SW: You look like a young, farm-fresh, all-American woman. How did you get interested in this?
KF: I grew up a bit isolated from anything exotic, in the midwest. Yet from a very early age I had this inexplicable attraction to Indian culture. As a teenager I practiced western astrology, Tarot, and later became interested in Indian music, the sitar in particular. After college, when I was twenty-two, I went to Varanasi where I studied music for several years. After that I moved to the San Francisco Bay Area and happened to be living in a community of Vedic astrologers, totally by coincidence! Here I was blessed to have Pandit Sanjay Rath, who comes from an ancient and traditional family of Indian astrologers, visit and give workshops out of the house I was living in, and later I also studied under the amazing guidance of Hart de Fouw, who was based nearby.
SW: You are also a world traveler and student to some of the greats in their respective fields of Indian music and Vedic Astrology. Do you consider yourself a student first, as you share the wisdom?
KF: I have studied in the field of Classical Hindustani Music (raga) for over 20 years. I will always be a student! I am especially grateful for the guidance of spiritual teacher Mata Amritananda Mayi Ma, in Kerala, as well as Vedic Astrologers Sanjay Rath and Hart deFouw. I do return as much as I can to India (I just got back this month from a trip there) to continue my studies, as well as refine my sitar technique and also to serve my teachers.
SW: I don’t usually follow charts closely, but after last month’s bumpy ride that nearly tossed me out of my seat (and hearing similar reports from friends), I discovered that the “culprit” was a series of lunar eclipses in Pisces. Now I’m a believer. And placing the Vedic New Year in the springtime feels much more logical than January 1.

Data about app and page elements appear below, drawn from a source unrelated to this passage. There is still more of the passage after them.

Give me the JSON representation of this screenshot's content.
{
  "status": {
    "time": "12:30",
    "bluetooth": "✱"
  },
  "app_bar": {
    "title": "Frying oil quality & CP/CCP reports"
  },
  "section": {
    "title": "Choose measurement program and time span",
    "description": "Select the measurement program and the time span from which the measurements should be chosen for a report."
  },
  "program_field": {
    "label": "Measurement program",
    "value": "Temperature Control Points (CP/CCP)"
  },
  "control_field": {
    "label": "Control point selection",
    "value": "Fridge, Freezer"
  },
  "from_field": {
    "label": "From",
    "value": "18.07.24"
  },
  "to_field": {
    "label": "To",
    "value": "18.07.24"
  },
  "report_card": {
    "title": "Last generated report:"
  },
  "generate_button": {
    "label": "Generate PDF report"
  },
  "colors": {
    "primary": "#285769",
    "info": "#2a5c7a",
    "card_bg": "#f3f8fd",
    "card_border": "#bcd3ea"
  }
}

Kari gives personal readings, for those who want a more specific guide to what the wisdom of Jyotish has to offer. To learn more about her work, click here.